§ Activity
Please go line by line through the material and copy each one containing the word "menu".

------------------------------

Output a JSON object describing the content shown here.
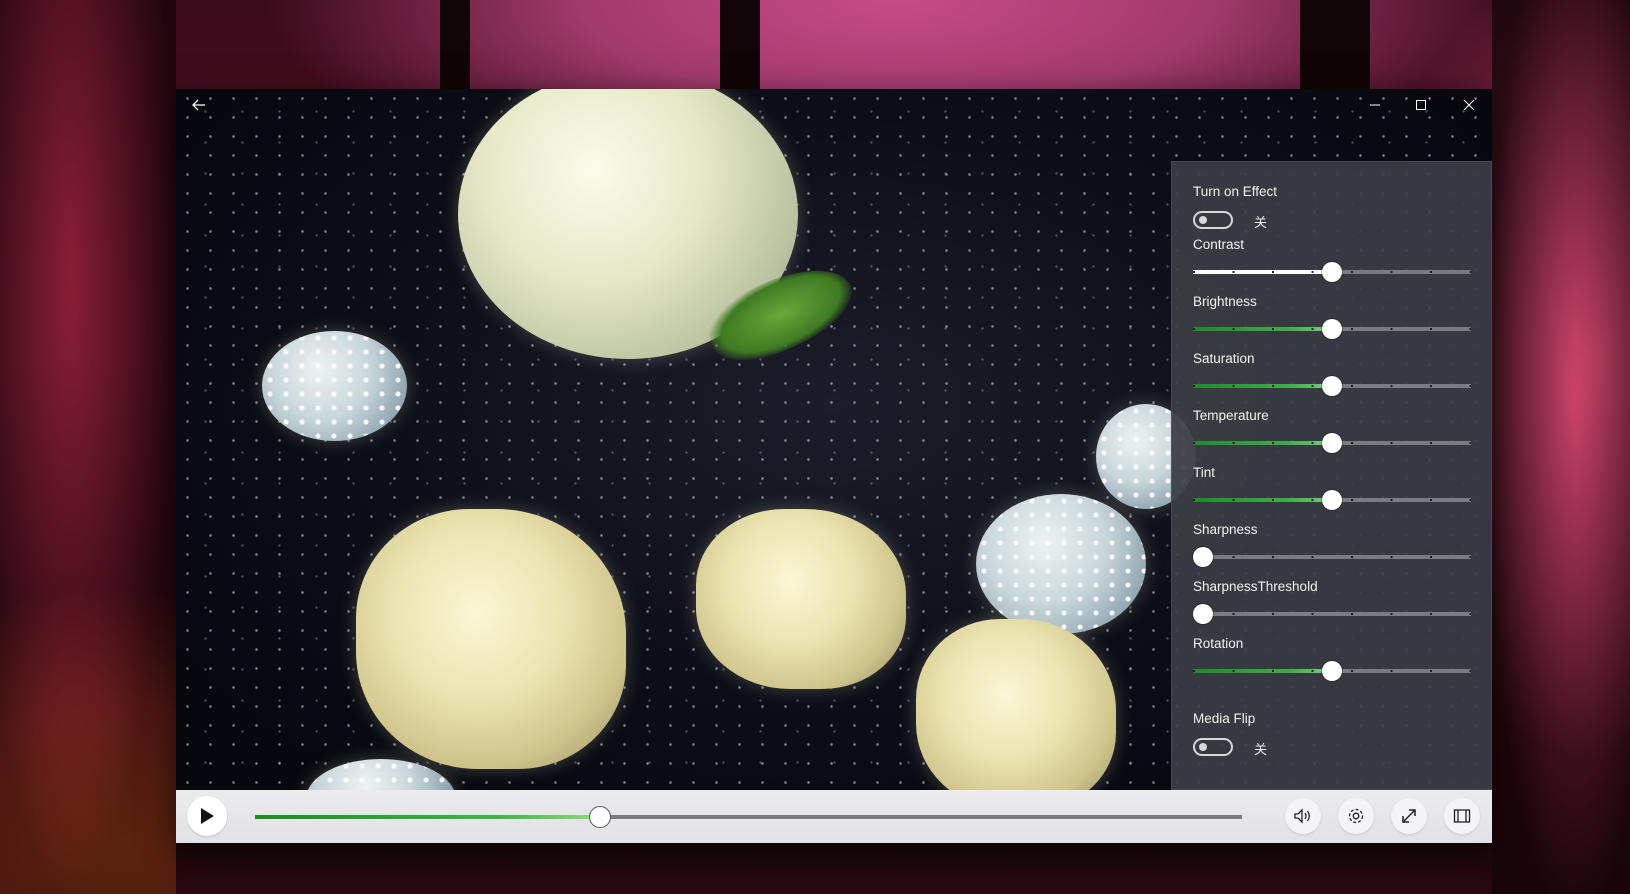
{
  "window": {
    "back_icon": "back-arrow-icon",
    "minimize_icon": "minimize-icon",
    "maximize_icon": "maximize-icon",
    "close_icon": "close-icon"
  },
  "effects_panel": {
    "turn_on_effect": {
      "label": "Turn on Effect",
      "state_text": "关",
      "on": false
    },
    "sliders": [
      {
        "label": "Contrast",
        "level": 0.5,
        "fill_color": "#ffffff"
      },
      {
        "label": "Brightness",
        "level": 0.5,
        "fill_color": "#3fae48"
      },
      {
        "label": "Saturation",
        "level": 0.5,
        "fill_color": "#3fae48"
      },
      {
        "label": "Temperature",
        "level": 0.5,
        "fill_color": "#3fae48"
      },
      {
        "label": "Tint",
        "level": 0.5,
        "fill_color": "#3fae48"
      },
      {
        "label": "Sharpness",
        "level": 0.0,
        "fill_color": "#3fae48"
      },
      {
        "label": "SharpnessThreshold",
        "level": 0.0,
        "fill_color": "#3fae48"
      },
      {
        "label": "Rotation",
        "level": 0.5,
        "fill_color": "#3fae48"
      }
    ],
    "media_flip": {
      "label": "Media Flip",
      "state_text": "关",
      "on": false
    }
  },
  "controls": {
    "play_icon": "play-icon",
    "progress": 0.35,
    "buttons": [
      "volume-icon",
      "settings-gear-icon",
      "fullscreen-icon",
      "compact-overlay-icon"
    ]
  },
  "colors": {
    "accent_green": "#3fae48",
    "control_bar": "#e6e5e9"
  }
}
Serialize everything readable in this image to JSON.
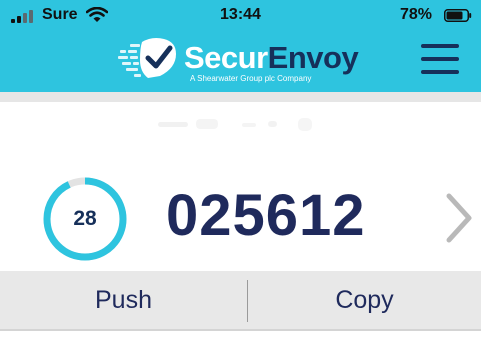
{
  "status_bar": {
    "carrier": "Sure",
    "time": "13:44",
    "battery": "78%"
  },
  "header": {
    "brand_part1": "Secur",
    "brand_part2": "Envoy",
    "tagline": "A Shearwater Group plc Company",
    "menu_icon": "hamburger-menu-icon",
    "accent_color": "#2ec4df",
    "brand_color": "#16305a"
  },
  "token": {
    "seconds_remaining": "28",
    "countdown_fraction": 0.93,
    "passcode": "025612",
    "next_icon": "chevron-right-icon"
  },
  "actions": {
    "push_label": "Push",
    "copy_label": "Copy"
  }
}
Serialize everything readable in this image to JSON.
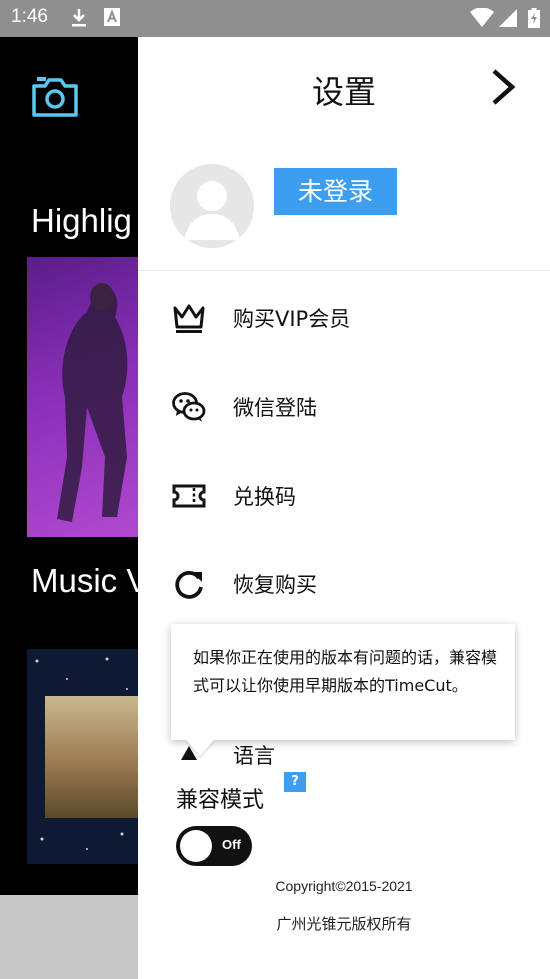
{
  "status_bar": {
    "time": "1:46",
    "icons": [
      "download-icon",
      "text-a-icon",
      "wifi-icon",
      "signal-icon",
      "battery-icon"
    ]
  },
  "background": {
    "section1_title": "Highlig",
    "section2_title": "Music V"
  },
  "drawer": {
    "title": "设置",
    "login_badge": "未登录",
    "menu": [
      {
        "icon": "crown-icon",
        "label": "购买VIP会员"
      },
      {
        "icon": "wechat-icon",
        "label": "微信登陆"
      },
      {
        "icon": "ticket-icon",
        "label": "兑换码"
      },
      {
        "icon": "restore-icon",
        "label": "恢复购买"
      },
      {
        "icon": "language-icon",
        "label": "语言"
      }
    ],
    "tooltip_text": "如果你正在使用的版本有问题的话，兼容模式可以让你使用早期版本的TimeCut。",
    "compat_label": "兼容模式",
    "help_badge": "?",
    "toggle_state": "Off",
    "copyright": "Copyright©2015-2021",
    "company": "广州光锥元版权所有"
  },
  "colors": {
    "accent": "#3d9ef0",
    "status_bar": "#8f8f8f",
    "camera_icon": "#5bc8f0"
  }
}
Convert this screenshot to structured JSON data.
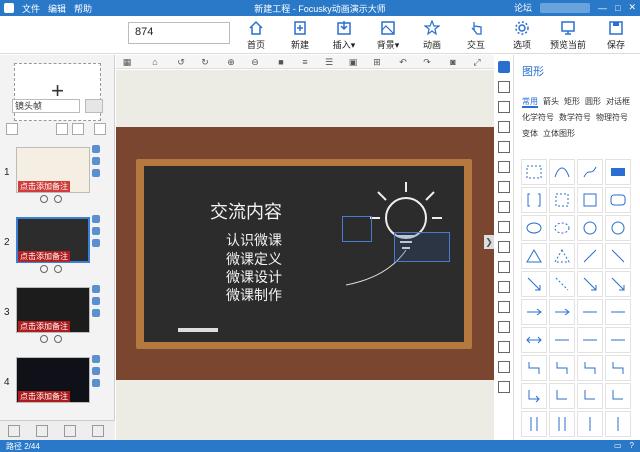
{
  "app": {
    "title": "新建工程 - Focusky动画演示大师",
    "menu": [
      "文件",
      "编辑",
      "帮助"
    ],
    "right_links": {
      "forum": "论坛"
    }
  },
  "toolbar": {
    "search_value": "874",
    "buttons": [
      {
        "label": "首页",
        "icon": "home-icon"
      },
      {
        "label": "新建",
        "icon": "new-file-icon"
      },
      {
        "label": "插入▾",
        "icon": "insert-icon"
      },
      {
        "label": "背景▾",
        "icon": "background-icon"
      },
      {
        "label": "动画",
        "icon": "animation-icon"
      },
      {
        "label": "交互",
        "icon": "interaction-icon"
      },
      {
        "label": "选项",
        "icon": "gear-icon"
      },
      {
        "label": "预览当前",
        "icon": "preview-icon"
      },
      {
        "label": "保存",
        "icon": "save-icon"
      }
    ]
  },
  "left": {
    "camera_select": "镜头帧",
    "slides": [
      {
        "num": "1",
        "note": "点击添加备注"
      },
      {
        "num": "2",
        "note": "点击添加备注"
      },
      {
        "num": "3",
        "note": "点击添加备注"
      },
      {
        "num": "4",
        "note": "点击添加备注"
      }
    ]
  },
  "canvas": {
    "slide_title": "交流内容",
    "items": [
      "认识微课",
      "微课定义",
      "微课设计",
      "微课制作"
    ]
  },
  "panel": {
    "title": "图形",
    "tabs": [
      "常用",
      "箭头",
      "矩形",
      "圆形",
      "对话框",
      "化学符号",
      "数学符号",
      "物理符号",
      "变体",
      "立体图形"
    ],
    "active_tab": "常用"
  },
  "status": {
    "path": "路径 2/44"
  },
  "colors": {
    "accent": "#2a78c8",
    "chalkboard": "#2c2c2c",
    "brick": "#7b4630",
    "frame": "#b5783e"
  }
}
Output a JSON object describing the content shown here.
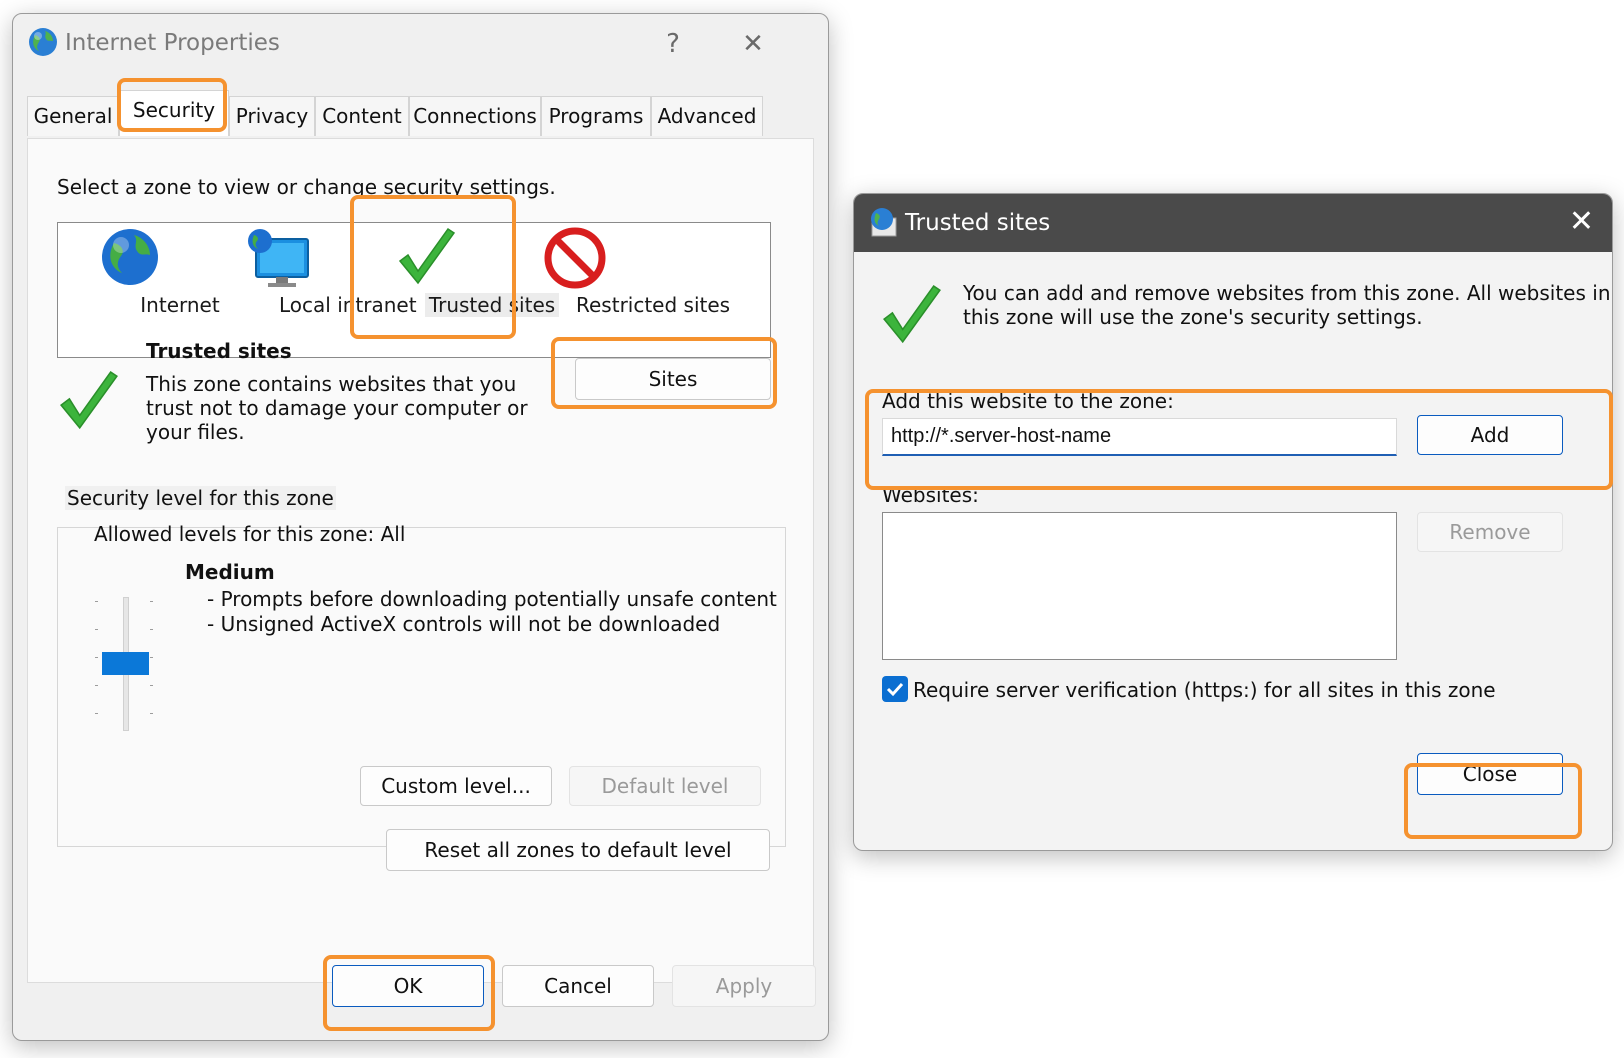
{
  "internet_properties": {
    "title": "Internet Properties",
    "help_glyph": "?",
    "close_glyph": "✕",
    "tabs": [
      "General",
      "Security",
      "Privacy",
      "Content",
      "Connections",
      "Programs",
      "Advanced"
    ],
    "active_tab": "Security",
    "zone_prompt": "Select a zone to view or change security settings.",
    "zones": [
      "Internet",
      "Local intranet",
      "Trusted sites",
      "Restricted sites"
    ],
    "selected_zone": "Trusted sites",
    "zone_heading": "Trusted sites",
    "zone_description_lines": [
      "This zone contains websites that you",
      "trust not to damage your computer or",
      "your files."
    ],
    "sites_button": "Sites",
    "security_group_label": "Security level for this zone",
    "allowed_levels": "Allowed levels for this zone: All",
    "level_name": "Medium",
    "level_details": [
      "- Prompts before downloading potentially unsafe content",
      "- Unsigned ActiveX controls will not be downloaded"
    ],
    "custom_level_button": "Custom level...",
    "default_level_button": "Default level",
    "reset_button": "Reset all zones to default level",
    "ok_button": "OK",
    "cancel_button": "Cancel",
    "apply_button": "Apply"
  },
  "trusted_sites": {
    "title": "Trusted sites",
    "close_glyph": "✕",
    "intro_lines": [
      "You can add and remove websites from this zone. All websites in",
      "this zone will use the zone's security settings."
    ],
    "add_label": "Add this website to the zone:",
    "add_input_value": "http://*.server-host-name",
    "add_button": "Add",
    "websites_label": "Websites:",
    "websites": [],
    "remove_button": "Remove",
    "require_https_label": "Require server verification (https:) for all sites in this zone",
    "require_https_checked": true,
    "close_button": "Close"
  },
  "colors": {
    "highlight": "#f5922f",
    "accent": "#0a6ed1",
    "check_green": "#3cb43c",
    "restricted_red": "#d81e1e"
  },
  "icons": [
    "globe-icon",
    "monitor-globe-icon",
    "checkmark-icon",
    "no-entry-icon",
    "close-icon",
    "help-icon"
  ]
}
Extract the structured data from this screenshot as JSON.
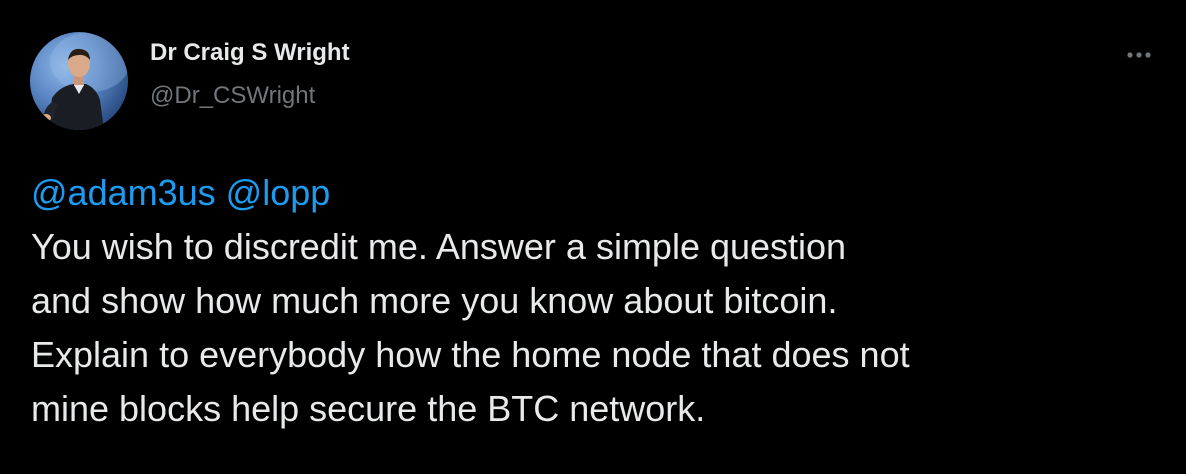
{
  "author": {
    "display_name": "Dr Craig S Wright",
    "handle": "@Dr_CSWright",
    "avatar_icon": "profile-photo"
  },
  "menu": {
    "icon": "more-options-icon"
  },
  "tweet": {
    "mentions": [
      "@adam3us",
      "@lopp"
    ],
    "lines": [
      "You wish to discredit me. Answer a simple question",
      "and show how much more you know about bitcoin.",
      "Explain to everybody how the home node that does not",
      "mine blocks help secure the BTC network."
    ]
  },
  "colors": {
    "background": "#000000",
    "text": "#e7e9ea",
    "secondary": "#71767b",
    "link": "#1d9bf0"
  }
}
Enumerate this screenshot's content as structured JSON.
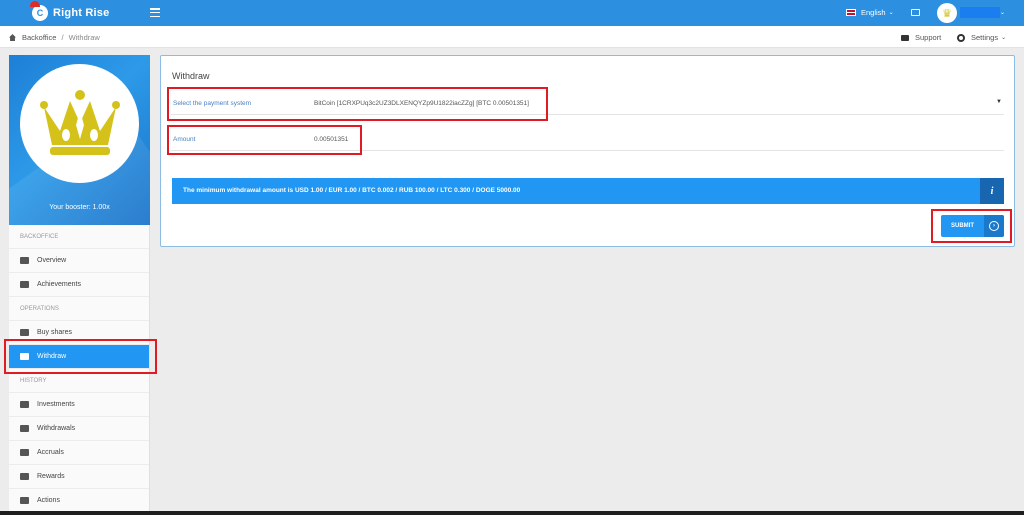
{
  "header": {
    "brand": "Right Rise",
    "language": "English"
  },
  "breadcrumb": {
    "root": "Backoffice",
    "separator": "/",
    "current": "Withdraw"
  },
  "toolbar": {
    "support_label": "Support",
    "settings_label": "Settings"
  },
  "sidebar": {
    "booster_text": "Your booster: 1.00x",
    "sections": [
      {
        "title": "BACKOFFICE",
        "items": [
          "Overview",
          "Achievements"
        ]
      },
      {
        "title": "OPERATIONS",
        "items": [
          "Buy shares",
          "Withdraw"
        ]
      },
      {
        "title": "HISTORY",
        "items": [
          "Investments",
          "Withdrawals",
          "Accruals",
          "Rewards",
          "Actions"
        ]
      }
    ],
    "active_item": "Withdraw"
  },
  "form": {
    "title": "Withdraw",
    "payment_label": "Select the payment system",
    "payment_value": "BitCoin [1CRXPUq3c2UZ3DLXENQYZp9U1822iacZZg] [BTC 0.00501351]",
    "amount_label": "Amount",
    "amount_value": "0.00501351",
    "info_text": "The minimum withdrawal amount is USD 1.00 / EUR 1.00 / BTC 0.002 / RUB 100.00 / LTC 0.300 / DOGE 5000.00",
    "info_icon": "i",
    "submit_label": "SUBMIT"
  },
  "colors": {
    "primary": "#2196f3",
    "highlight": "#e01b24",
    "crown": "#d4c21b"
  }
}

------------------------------

§ Your solution
    "menu_icon": "hamburger-menu-icon",
    "menu": [
    "menu": [
  "menu": {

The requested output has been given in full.